Entries supplied -
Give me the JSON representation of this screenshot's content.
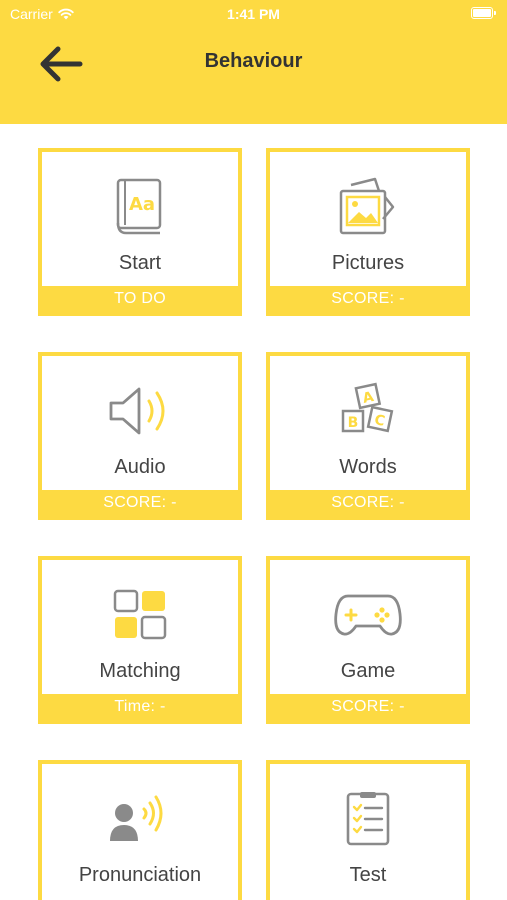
{
  "status": {
    "carrier": "Carrier",
    "time": "1:41 PM"
  },
  "header": {
    "title": "Behaviour"
  },
  "colors": {
    "accent": "#FDDA42",
    "icon_gray": "#8A8A8A",
    "text": "#444444"
  },
  "cards": [
    {
      "label": "Start",
      "footer": "TO DO",
      "icon": "book-icon"
    },
    {
      "label": "Pictures",
      "footer": "SCORE: -",
      "icon": "pictures-icon"
    },
    {
      "label": "Audio",
      "footer": "SCORE: -",
      "icon": "speaker-icon"
    },
    {
      "label": "Words",
      "footer": "SCORE: -",
      "icon": "abc-blocks-icon"
    },
    {
      "label": "Matching",
      "footer": "Time: -",
      "icon": "matching-grid-icon"
    },
    {
      "label": "Game",
      "footer": "SCORE: -",
      "icon": "gamepad-icon"
    },
    {
      "label": "Pronunciation",
      "footer": "",
      "icon": "pronunciation-icon"
    },
    {
      "label": "Test",
      "footer": "",
      "icon": "checklist-icon"
    }
  ]
}
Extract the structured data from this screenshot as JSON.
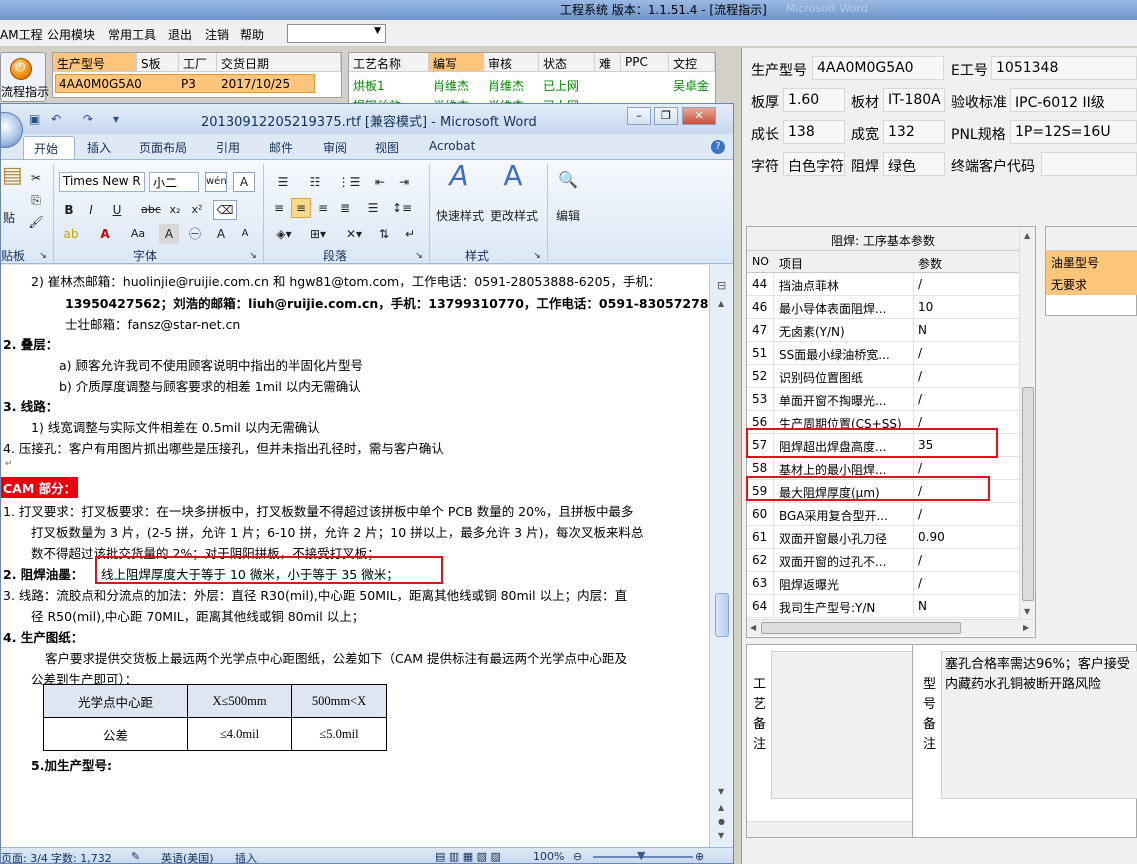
{
  "app": {
    "title": "工程系统   版本：1.1.51.4 - [流程指示]",
    "title_ghost": "Microsoft Word",
    "menu": [
      "AM工程",
      "公用模块",
      "常用工具",
      "退出",
      "注销",
      "帮助"
    ],
    "menu_combo_value": "",
    "flow_button": "流程指示"
  },
  "order_grid": {
    "headers": [
      "生产型号",
      "S板",
      "工厂",
      "交货日期"
    ],
    "row": [
      "4AA0M0G5A0",
      "",
      "P3",
      "2017/10/25"
    ]
  },
  "process_grid": {
    "headers": [
      "工艺名称",
      "编写",
      "审核",
      "状态",
      "难",
      "PPC",
      "文控"
    ],
    "rows": [
      [
        "烘板1",
        "肖维杰",
        "肖维杰",
        "已上网",
        "",
        "",
        "吴卓金"
      ],
      [
        "揭铜丝效",
        "肖维杰",
        "肖维杰",
        "已上网",
        "",
        "",
        ""
      ]
    ]
  },
  "fields": {
    "model_label": "生产型号",
    "model_value": "4AA0M0G5A0",
    "e_label": "E工号",
    "e_value": "1051348",
    "thick_label": "板厚",
    "thick_value": "1.60",
    "mat_label": "板材",
    "mat_value": "IT-180A",
    "std_label": "验收标准",
    "std_value": "IPC-6012 II级",
    "len_label": "成长",
    "len_value": "138",
    "wid_label": "成宽",
    "wid_value": "132",
    "pnl_label": "PNL规格",
    "pnl_value": "1P=12S=16U",
    "char_label": "字符",
    "char_value": "白色字符",
    "mask_label": "阻焊",
    "mask_value": "绿色",
    "cust_label": "终端客户代码",
    "cust_value": ""
  },
  "solder_panel": {
    "title": "阻焊: 工序基本参数",
    "headers": [
      "NO",
      "项目",
      "参数"
    ],
    "rows": [
      {
        "no": "44",
        "item": "挡油点菲林",
        "param": "/"
      },
      {
        "no": "46",
        "item": "最小导体表面阻焊...",
        "param": "10"
      },
      {
        "no": "47",
        "item": "无卤素(Y/N)",
        "param": "N"
      },
      {
        "no": "51",
        "item": "SS面最小绿油桥宽...",
        "param": "/"
      },
      {
        "no": "52",
        "item": "识别码位置图纸",
        "param": "/"
      },
      {
        "no": "53",
        "item": "单面开窗不掏曝光...",
        "param": "/"
      },
      {
        "no": "56",
        "item": "生产周期位置(CS+SS)",
        "param": "/"
      },
      {
        "no": "57",
        "item": "阻焊超出焊盘高度...",
        "param": "35"
      },
      {
        "no": "58",
        "item": "基材上的最小阻焊...",
        "param": "/"
      },
      {
        "no": "59",
        "item": "最大阻焊厚度(μm)",
        "param": "/"
      },
      {
        "no": "60",
        "item": "BGA采用复合型开...",
        "param": "/"
      },
      {
        "no": "61",
        "item": "双面开窗最小孔刀径",
        "param": "0.90"
      },
      {
        "no": "62",
        "item": "双面开窗的过孔不...",
        "param": "/"
      },
      {
        "no": "63",
        "item": "阻焊返曝光",
        "param": "/"
      },
      {
        "no": "64",
        "item": "我司生产型号:Y/N",
        "param": "N"
      }
    ]
  },
  "ink_panel": {
    "header": "油墨型号",
    "value": "无要求"
  },
  "notes": {
    "process_note_label": "工艺备注",
    "model_note_label": "型号备注",
    "model_note_text": "塞孔合格率需达96%；客户接受内藏药水孔铜被断开路风险"
  },
  "word": {
    "title": "20130912205219375.rtf [兼容模式] - Microsoft Word",
    "tabs": [
      "开始",
      "插入",
      "页面布局",
      "引用",
      "邮件",
      "审阅",
      "视图",
      "Acrobat"
    ],
    "font_name": "Times New R",
    "font_size": "小二",
    "groups": [
      "贴板",
      "字体",
      "段落",
      "样式"
    ],
    "style_buttons": [
      "快速样式",
      "更改样式",
      "编辑"
    ],
    "paste_label": "贴",
    "doc": {
      "l1": "2)    崔林杰邮箱：huolinjie@ruijie.com.cn 和 hgw81@tom.com，工作电话：0591-28053888-6205，手机：",
      "l2": "13950427562；刘浩的邮箱：liuh@ruijie.com.cn，手机：13799310770，工作电话：0591-83057278；范",
      "l3": "士壮邮箱：fansz@star-net.cn",
      "s2": "2.   叠层：",
      "s2a": "a)   顾客允许我司不使用顾客说明中指出的半固化片型号",
      "s2b": "b)   介质厚度调整与顾客要求的相差 1mil 以内无需确认",
      "s3": "3.   线路：",
      "s3a": "1) 线宽调整与实际文件相差在 0.5mil 以内无需确认",
      "s4": "4.   压接孔：客户有用图片抓出哪些是压接孔，但并未指出孔径时，需与客户确认",
      "cam": "CAM 部分：",
      "c1a": "1.   打叉要求：打叉板要求：在一块多拼板中，打叉板数量不得超过该拼板中单个 PCB 数量的 20%，且拼板中最多",
      "c1b": "打叉板数量为 3 片，(2-5 拼，允许 1 片；6-10 拼，允许 2 片；10 拼以上，最多允许 3 片)，每次叉板来料总",
      "c1c": "数不得超过该批交货量的 2%；对于阴阳拼板，不接受打叉板；",
      "c2_label": "2.   阻焊油墨：",
      "c2_text": "线上阻焊厚度大于等于 10 微米，小于等于 35 微米；",
      "c3a": "3.   线路：流胶点和分流点的加法：外层：直径 R30(mil),中心距 50MIL，距离其他线或铜 80mil 以上；内层：直",
      "c3b": "径 R50(mil),中心距 70MIL，距离其他线或铜 80mil 以上；",
      "c4": "4.   生产图纸：",
      "c4a": "客户要求提供交货板上最远两个光学点中心距图纸，公差如下（CAM 提供标注有最远两个光学点中心距及",
      "c4b": "公差到生产即可）：",
      "table": [
        [
          "光学点中心距",
          "X≤500mm",
          "500mm<X"
        ],
        [
          "公差",
          "≤4.0mil",
          "≤5.0mil"
        ]
      ],
      "c5": "5.加生产型号:"
    },
    "status": {
      "page": "页面: 3/4",
      "words": "字数: 1,732",
      "lang": "英语(美国)",
      "mode": "插入",
      "zoom": "100%"
    }
  }
}
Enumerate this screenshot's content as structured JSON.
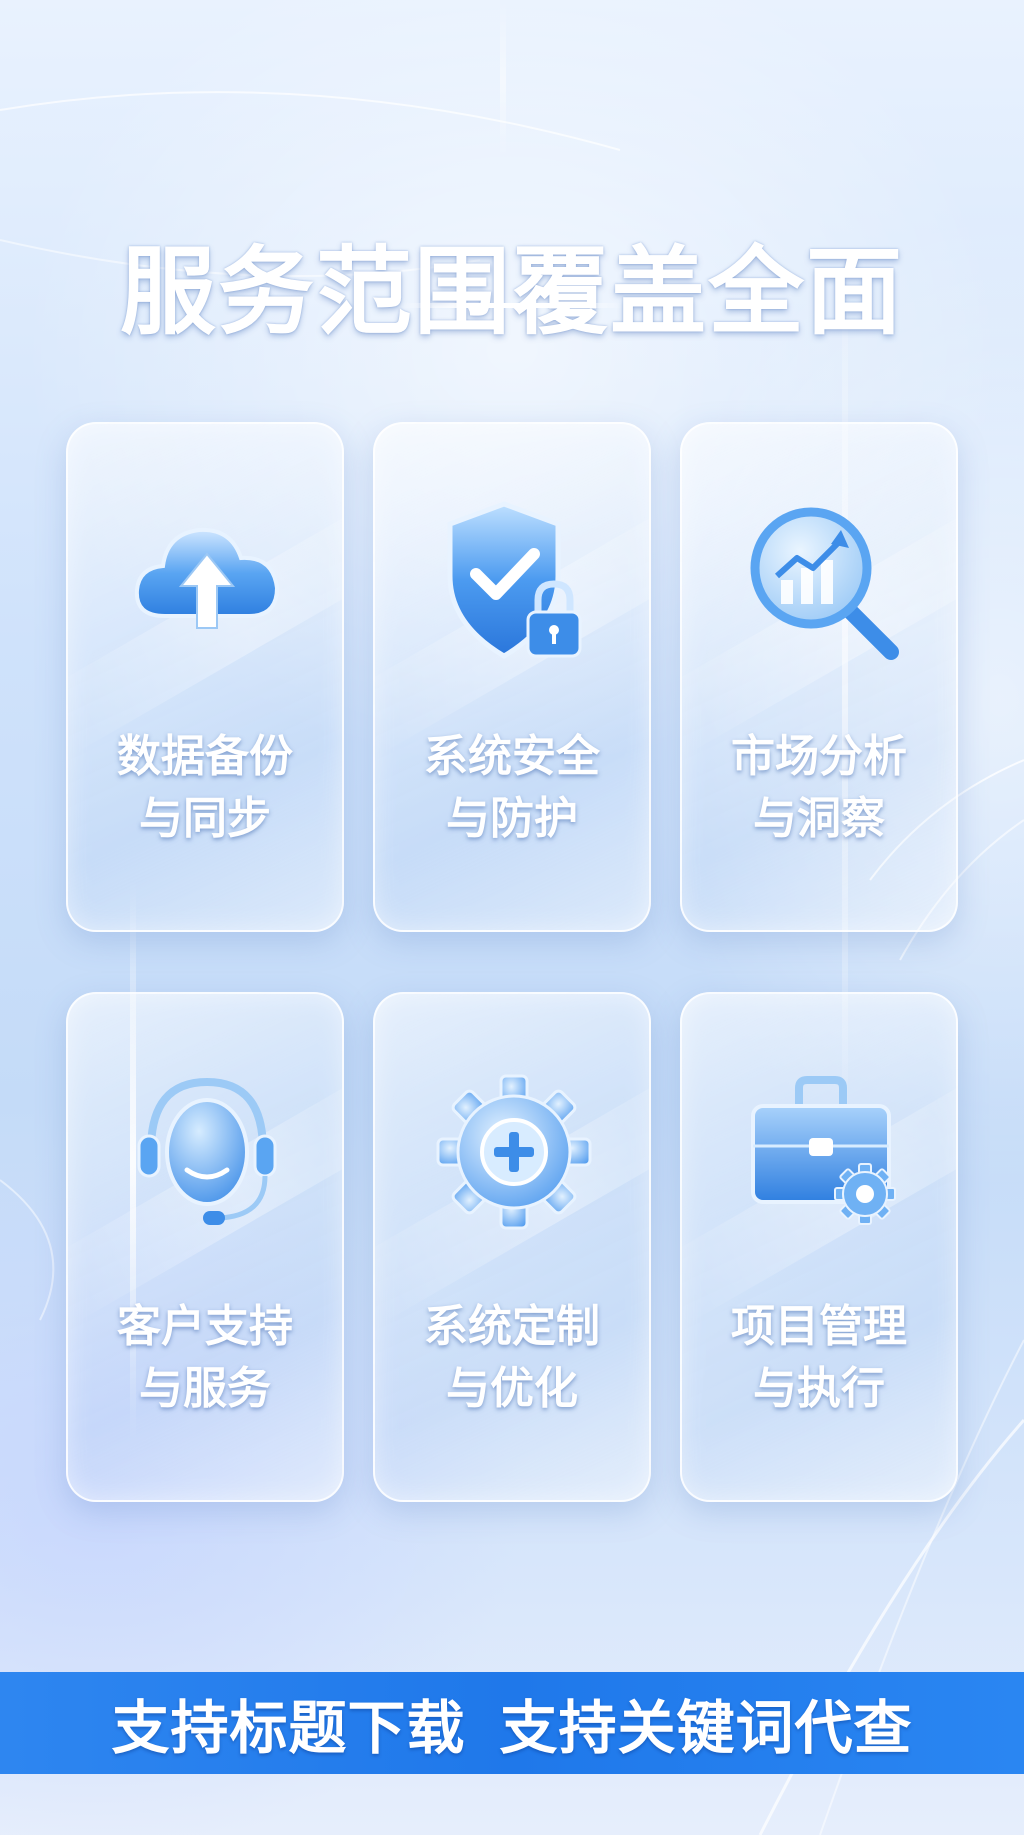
{
  "header": {
    "title": "服务范围覆盖全面"
  },
  "cards": [
    {
      "icon": "cloud-upload-icon",
      "line1": "数据备份",
      "line2": "与同步"
    },
    {
      "icon": "shield-lock-icon",
      "line1": "系统安全",
      "line2": "与防护"
    },
    {
      "icon": "magnifier-chart-icon",
      "line1": "市场分析",
      "line2": "与洞察"
    },
    {
      "icon": "headset-support-icon",
      "line1": "客户支持",
      "line2": "与服务"
    },
    {
      "icon": "gear-plus-icon",
      "line1": "系统定制",
      "line2": "与优化"
    },
    {
      "icon": "briefcase-gear-icon",
      "line1": "项目管理",
      "line2": "与执行"
    }
  ],
  "banner": {
    "left_text": "支持标题下载",
    "right_text": "支持关键词代查"
  },
  "colors": {
    "banner_blue": "#1f78ea",
    "icon_blue": "#3d8de8",
    "text_white": "#ffffff"
  }
}
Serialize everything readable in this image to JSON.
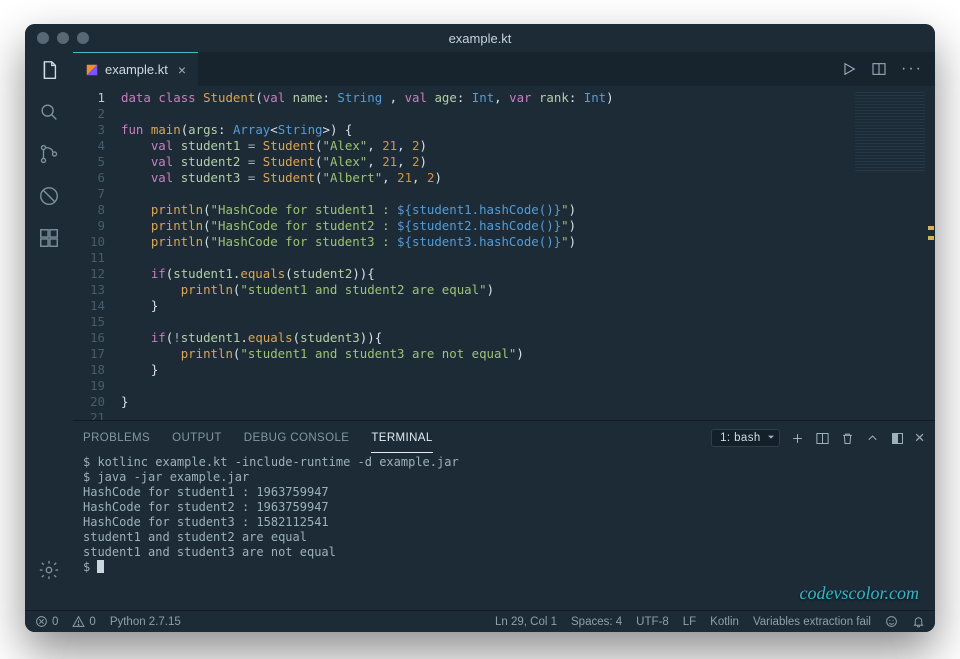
{
  "window_title": "example.kt",
  "tab": {
    "filename": "example.kt"
  },
  "code": {
    "lines": [
      {
        "raw": "data class Student(val name: String , val age: Int, var rank: Int)"
      },
      {
        "raw": ""
      },
      {
        "raw": "fun main(args: Array<String>) {"
      },
      {
        "raw": "    val student1 = Student(\"Alex\", 21, 2)"
      },
      {
        "raw": "    val student2 = Student(\"Alex\", 21, 2)"
      },
      {
        "raw": "    val student3 = Student(\"Albert\", 21, 2)"
      },
      {
        "raw": ""
      },
      {
        "raw": "    println(\"HashCode for student1 : ${student1.hashCode()}\")"
      },
      {
        "raw": "    println(\"HashCode for student2 : ${student2.hashCode()}\")"
      },
      {
        "raw": "    println(\"HashCode for student3 : ${student3.hashCode()}\")"
      },
      {
        "raw": ""
      },
      {
        "raw": "    if(student1.equals(student2)){"
      },
      {
        "raw": "        println(\"student1 and student2 are equal\")"
      },
      {
        "raw": "    }"
      },
      {
        "raw": ""
      },
      {
        "raw": "    if(!student1.equals(student3)){"
      },
      {
        "raw": "        println(\"student1 and student3 are not equal\")"
      },
      {
        "raw": "    }"
      },
      {
        "raw": ""
      },
      {
        "raw": "}"
      },
      {
        "raw": ""
      }
    ]
  },
  "panel": {
    "tabs": [
      "PROBLEMS",
      "OUTPUT",
      "DEBUG CONSOLE",
      "TERMINAL"
    ],
    "active": "TERMINAL",
    "terminal_select": "1: bash",
    "terminal_lines": [
      "$ kotlinc example.kt -include-runtime -d example.jar",
      "$ java -jar example.jar",
      "HashCode for student1 : 1963759947",
      "HashCode for student2 : 1963759947",
      "HashCode for student3 : 1582112541",
      "student1 and student2 are equal",
      "student1 and student3 are not equal"
    ],
    "prompt": "$ "
  },
  "status": {
    "errors": "0",
    "warnings": "0",
    "interpreter": "Python 2.7.15",
    "cursor": "Ln 29, Col 1",
    "spaces": "Spaces: 4",
    "encoding": "UTF-8",
    "eol": "LF",
    "language": "Kotlin",
    "right_msg": "Variables extraction fail"
  },
  "watermark": "codevscolor.com"
}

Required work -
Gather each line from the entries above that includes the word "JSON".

Output -
Give me the JSON representation of this screenshot's content.
Extract the structured data from this screenshot as JSON.
Enumerate this screenshot's content as structured JSON.
Serialize everything readable in this image to JSON.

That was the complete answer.